MATERIAL TO PROCESS Start Marker
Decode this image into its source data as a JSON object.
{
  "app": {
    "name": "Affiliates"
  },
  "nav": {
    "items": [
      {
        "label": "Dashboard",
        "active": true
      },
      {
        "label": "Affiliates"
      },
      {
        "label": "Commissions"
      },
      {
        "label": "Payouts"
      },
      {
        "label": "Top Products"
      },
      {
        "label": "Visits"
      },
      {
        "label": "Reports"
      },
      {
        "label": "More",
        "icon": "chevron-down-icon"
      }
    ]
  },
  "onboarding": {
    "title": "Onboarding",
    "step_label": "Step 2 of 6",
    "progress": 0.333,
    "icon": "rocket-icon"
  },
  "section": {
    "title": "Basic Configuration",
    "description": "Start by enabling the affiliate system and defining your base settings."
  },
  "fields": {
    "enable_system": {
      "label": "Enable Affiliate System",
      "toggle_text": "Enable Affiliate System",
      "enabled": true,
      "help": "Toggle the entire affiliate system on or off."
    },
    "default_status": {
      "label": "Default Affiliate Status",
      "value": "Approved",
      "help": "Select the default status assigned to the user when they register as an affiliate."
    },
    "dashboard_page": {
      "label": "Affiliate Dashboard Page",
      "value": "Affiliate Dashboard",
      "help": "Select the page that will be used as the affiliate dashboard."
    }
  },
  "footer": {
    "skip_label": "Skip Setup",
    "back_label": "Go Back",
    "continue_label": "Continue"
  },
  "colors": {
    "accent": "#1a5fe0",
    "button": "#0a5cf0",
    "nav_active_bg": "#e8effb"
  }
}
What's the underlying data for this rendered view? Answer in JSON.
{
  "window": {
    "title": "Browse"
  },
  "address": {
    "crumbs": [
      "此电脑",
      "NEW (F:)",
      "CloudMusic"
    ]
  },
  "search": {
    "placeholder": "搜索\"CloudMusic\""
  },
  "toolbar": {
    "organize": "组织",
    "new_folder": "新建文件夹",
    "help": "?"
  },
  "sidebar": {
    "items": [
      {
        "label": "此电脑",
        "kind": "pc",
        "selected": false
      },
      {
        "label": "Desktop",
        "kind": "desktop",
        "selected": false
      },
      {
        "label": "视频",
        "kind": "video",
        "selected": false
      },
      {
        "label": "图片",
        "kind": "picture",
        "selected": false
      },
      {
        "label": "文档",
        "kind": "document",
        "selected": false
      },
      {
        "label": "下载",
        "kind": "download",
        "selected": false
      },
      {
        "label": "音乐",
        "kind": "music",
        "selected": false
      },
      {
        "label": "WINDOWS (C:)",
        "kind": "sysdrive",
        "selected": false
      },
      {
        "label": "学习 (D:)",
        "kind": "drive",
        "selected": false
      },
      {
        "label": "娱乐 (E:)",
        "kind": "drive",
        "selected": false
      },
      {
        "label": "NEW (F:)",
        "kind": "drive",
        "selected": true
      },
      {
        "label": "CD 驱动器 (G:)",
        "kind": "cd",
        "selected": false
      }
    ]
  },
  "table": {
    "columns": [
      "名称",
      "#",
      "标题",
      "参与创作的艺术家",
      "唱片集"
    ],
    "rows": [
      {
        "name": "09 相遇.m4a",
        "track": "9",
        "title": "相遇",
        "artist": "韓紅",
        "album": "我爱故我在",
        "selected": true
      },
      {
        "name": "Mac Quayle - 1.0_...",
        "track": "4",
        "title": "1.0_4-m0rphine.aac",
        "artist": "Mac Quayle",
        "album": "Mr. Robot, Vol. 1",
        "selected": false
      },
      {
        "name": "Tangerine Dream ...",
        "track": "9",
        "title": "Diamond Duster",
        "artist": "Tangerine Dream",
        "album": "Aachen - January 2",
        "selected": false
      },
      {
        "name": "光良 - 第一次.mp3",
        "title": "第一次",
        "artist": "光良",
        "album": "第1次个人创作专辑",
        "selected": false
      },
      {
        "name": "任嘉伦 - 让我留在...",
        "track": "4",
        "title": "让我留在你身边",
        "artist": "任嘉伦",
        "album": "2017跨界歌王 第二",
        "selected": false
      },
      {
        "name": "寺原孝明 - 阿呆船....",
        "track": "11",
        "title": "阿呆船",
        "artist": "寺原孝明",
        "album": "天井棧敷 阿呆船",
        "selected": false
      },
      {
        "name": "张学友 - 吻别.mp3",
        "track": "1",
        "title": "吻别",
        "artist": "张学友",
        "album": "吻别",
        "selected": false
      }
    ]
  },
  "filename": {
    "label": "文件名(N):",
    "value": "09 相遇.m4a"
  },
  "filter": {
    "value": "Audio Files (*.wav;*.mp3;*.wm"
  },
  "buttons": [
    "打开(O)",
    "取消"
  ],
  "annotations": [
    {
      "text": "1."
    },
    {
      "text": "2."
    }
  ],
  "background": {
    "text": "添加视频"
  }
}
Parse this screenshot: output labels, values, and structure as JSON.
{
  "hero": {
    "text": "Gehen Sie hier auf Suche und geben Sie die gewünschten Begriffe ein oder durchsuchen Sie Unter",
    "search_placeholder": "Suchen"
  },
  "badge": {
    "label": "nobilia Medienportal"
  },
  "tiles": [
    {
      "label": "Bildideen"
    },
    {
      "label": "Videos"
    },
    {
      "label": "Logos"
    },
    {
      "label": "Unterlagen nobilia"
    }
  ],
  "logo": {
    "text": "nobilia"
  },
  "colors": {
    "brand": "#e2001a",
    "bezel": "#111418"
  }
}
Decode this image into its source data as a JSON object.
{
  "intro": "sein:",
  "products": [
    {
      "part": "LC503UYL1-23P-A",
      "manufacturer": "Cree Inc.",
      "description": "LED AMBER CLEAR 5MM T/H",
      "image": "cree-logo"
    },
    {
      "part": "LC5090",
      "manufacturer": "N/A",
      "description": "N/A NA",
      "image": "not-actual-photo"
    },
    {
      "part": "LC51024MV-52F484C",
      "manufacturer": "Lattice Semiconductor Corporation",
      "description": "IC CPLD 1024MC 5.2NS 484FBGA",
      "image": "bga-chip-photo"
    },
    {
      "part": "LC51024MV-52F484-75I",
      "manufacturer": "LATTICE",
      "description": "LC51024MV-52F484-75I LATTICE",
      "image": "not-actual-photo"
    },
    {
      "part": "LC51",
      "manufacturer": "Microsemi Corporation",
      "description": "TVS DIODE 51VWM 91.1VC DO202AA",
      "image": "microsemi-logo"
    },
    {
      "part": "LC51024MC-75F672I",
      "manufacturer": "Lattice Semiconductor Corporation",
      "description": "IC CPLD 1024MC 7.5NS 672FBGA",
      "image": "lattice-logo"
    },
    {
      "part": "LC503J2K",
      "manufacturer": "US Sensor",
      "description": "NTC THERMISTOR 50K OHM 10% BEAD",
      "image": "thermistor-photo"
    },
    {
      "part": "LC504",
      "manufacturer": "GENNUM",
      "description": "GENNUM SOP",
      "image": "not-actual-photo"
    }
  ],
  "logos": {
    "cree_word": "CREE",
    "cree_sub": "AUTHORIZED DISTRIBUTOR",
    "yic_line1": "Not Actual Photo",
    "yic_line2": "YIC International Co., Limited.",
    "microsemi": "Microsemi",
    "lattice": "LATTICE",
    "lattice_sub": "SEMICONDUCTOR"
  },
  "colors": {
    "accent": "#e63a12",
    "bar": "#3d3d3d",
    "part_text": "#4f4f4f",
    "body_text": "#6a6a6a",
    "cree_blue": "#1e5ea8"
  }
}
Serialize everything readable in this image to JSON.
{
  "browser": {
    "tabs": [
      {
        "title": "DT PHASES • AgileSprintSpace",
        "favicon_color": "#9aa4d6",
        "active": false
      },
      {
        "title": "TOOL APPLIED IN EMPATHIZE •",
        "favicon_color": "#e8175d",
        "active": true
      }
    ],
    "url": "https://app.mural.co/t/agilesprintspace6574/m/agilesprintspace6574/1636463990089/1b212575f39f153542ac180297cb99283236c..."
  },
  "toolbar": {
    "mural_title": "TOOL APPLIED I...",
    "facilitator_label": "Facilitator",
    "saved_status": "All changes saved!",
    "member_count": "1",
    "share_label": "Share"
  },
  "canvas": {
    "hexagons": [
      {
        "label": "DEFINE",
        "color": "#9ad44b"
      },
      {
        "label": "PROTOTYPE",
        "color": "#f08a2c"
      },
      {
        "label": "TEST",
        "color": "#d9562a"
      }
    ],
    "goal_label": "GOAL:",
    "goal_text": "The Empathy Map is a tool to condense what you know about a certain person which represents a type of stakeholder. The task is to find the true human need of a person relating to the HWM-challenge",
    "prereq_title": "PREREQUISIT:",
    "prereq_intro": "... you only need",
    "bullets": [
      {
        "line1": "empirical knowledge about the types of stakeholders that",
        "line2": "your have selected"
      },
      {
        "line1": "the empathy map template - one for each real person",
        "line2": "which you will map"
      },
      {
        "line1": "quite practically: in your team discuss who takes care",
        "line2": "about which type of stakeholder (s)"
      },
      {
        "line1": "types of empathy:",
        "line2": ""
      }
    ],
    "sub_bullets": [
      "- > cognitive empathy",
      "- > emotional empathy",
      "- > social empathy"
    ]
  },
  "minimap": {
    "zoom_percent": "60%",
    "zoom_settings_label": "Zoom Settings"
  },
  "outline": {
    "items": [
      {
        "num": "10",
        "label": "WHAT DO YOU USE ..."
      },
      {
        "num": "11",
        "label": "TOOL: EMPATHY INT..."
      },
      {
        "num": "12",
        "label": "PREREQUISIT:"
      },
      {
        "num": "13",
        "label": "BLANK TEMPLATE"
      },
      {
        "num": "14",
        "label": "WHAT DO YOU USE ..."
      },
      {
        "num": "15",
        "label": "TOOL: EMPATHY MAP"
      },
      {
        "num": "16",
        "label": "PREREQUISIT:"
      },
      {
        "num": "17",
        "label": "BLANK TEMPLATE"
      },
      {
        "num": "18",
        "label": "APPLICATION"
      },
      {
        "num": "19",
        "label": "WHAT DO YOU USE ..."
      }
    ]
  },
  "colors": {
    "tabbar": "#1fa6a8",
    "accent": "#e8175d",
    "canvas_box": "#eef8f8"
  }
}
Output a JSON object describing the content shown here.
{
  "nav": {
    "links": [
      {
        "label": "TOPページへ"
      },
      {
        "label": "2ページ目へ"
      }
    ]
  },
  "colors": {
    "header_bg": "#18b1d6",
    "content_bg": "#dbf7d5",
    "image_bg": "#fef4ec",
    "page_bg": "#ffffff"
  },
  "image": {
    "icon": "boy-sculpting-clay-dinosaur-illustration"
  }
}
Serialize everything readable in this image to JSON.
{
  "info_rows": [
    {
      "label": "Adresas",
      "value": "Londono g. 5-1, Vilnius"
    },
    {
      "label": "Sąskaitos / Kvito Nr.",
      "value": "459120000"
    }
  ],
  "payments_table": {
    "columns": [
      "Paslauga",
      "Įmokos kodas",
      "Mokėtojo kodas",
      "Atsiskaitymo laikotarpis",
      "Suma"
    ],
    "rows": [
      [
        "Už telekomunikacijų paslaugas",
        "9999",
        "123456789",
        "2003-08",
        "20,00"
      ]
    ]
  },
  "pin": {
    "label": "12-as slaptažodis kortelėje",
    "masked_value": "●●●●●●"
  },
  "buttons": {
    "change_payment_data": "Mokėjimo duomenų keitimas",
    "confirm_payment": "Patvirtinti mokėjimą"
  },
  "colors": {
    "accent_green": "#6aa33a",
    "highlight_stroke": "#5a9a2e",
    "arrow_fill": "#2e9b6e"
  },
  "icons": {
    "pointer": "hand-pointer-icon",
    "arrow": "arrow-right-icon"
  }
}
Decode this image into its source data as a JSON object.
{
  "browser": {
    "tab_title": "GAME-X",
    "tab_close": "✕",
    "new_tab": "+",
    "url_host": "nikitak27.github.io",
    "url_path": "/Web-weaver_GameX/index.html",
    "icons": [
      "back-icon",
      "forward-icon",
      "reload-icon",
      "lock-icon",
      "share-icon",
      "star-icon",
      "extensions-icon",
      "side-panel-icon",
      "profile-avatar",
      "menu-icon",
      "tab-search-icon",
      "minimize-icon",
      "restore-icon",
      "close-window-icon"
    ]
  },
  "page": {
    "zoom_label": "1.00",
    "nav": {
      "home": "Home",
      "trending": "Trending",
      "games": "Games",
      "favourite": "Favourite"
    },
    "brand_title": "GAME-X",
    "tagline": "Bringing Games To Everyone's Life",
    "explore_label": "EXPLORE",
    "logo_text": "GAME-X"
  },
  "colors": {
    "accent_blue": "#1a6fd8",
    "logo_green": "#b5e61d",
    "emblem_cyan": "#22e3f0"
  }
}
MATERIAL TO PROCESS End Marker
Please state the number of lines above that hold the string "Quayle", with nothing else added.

2